Seminar 12/12/2012 - William Dichtel, Cornell University: Bottom-up Synthesis of Structurally Precise Organic Materials and Interfaces
Abstract: It remains difficult to assemble molecular and polymeric compounds predictably, yet such control has strong implications for the properties of bulk materials and molecular interfaces. For example, the continuing development of inexpensive organic semiconductors will bring about efficient solar cells, flexible displays, ubiquitous radio frequency identification (RFID) tags, improved lighting technologies, and more sensitive chemical sensors. These materials must achieve long-range overlap of their molecular orbitals to transport excitons or charge efficiently. I will describe our efforts to organize complementary organic semiconductors into covalent organic frameworks (COFs) that have two-dimensional layered morphologies ideal for photovoltaic performance. I will also describe a modular strategy to functionalize graphene noncovalently with multivalent tripodal binding motifs. Finally, I will present progress towards the bottom-up synthesis of narrow strips of carbon known as graphene nanoribbons.
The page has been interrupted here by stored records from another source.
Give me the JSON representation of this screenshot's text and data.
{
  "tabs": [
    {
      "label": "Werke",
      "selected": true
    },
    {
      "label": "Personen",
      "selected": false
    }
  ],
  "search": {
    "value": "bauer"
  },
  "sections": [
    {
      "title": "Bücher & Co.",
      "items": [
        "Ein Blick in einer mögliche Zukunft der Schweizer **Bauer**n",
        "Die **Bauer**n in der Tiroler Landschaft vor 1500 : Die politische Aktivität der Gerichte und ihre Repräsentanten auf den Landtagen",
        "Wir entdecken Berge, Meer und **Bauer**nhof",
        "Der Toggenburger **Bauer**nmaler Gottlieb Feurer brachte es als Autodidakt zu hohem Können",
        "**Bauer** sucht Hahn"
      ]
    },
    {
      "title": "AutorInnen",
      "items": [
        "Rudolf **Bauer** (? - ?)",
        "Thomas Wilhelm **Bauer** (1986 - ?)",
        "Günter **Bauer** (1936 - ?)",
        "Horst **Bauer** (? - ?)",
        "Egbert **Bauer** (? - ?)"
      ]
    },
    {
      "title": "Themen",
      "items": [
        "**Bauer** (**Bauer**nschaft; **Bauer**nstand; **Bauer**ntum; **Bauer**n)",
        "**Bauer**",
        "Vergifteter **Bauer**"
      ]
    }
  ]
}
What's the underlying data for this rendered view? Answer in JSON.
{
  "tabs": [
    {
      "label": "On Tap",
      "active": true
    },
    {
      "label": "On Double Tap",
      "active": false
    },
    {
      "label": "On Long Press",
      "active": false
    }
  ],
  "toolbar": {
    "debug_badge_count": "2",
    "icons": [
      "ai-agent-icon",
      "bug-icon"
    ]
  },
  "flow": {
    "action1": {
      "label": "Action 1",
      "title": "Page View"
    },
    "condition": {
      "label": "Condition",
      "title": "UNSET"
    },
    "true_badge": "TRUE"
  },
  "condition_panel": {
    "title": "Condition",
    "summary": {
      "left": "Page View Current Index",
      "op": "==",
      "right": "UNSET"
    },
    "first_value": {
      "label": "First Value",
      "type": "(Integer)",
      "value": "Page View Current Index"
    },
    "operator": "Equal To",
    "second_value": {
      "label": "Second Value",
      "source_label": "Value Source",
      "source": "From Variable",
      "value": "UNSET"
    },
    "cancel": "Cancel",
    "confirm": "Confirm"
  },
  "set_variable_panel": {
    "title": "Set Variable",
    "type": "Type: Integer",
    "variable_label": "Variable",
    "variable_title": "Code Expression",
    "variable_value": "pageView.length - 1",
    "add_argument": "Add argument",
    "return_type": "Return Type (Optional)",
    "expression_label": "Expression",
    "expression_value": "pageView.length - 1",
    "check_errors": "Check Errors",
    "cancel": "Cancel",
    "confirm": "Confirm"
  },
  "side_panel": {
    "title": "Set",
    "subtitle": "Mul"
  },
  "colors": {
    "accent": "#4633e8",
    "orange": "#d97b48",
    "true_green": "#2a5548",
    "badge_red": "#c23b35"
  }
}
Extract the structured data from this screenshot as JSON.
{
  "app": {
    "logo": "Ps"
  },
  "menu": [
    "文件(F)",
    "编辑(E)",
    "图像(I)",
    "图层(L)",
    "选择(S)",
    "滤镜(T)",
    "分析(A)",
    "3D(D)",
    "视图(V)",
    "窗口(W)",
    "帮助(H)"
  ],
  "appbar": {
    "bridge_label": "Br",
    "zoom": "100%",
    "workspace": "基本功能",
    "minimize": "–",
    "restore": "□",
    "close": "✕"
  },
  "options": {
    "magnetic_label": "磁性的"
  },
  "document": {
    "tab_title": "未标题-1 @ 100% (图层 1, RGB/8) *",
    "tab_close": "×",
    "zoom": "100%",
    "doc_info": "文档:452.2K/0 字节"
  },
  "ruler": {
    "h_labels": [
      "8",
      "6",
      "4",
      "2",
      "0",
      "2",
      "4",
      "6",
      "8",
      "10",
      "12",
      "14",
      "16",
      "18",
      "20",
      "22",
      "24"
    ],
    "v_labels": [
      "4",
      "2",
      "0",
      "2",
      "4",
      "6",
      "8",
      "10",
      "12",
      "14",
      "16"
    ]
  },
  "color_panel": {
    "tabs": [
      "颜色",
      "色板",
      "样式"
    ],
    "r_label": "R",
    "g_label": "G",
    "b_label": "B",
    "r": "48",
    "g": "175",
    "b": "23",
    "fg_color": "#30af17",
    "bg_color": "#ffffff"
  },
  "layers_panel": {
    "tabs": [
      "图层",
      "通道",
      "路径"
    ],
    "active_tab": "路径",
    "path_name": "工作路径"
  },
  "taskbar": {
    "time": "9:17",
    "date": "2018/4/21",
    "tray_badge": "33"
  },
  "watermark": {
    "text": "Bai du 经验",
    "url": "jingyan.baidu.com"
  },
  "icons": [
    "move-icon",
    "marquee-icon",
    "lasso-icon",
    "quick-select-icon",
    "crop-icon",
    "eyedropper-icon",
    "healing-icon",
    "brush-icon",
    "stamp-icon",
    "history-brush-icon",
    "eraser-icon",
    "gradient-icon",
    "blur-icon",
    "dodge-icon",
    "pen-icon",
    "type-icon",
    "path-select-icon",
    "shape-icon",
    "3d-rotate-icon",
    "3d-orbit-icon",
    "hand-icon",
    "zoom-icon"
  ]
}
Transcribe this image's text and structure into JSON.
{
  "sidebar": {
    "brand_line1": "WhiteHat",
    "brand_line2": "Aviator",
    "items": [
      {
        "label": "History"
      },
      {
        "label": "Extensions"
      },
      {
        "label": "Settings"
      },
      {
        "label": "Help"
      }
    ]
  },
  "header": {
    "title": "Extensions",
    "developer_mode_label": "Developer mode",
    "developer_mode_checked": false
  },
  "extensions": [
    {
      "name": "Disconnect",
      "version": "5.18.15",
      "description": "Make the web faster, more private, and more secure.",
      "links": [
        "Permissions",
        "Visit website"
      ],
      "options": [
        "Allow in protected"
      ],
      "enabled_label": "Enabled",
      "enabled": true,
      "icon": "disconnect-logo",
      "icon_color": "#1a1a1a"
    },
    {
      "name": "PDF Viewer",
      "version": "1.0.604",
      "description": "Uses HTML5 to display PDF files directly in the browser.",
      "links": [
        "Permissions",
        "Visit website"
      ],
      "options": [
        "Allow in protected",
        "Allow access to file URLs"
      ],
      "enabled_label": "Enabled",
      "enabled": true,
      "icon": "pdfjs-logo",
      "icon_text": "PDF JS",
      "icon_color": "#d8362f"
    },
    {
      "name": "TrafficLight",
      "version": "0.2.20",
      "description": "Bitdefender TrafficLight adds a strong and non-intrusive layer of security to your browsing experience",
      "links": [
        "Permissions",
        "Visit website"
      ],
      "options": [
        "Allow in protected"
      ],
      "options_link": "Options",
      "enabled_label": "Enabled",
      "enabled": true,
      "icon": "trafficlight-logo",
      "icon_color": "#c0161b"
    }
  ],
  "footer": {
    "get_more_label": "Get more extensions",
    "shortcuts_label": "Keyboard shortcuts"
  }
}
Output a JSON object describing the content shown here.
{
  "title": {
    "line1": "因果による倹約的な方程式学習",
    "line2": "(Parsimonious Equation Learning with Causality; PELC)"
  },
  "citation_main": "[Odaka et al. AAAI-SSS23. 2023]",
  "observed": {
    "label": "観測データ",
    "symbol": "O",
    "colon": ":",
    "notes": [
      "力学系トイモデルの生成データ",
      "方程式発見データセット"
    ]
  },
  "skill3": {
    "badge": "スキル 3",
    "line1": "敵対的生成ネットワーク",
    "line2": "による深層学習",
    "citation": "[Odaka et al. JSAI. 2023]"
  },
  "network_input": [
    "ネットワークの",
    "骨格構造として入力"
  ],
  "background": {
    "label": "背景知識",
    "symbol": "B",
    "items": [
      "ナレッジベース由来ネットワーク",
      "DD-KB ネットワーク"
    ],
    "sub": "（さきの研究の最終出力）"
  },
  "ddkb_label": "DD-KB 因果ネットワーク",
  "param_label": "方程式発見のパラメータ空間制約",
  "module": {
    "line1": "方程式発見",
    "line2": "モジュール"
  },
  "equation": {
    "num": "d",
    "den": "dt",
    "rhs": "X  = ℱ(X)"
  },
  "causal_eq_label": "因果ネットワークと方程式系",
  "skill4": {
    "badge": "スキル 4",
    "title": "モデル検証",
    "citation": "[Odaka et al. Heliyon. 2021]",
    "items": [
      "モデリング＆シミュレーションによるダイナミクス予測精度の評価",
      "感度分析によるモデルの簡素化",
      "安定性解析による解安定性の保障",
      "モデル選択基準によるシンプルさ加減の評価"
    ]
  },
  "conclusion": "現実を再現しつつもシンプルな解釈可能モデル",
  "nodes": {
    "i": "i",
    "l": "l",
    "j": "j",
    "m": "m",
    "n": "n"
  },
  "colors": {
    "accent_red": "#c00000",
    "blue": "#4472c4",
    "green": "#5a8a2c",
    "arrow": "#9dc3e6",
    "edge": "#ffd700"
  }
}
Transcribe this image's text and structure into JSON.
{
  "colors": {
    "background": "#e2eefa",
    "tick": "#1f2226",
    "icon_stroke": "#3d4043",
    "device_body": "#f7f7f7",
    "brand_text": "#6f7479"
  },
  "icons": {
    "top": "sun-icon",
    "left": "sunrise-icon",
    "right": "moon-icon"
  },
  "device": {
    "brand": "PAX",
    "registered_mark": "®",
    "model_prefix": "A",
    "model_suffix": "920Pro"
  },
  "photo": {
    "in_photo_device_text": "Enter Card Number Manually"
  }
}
Bio: William Dichtel received a B.S. from MIT and Ph.D. from UC-Berkeley, both in Chemistry. His graduate research was advised by Jean M. J. Fréchet. He performed postdoctoral research in the groups of Fraser Stoddart (then at UCLA) and James Heath (Caltech) from 2005-2008. In 2008, Dichtel accepted an appointment as an assistant professor in the Department of Chemistry and Chemical Biology at Cornell University. He is a recent recipient of the NSF CAREER, 3M Nontenured Faculty Award, an Alfred P. Sloan Fellowship, the Research Corporation Cottrell Scholar Award, and the Arthur C. Cope Scholar Award from the American Chemical Society.
All seminars are held on Wednesdays from 12:00 noon-1:00 p.m. in the Bowen Hall Auditorium Room 222. A light lunch is provided at 11:30 a.m. in the Bowen Hall Atrium immediately prior to the seminar.
Location: Bowen Hall Auditorium
Date/Time: 12/12/12 at 12:00 pm - 12/12/12 at 1:00 pm
Category: PRISM/PCCM Seminar Series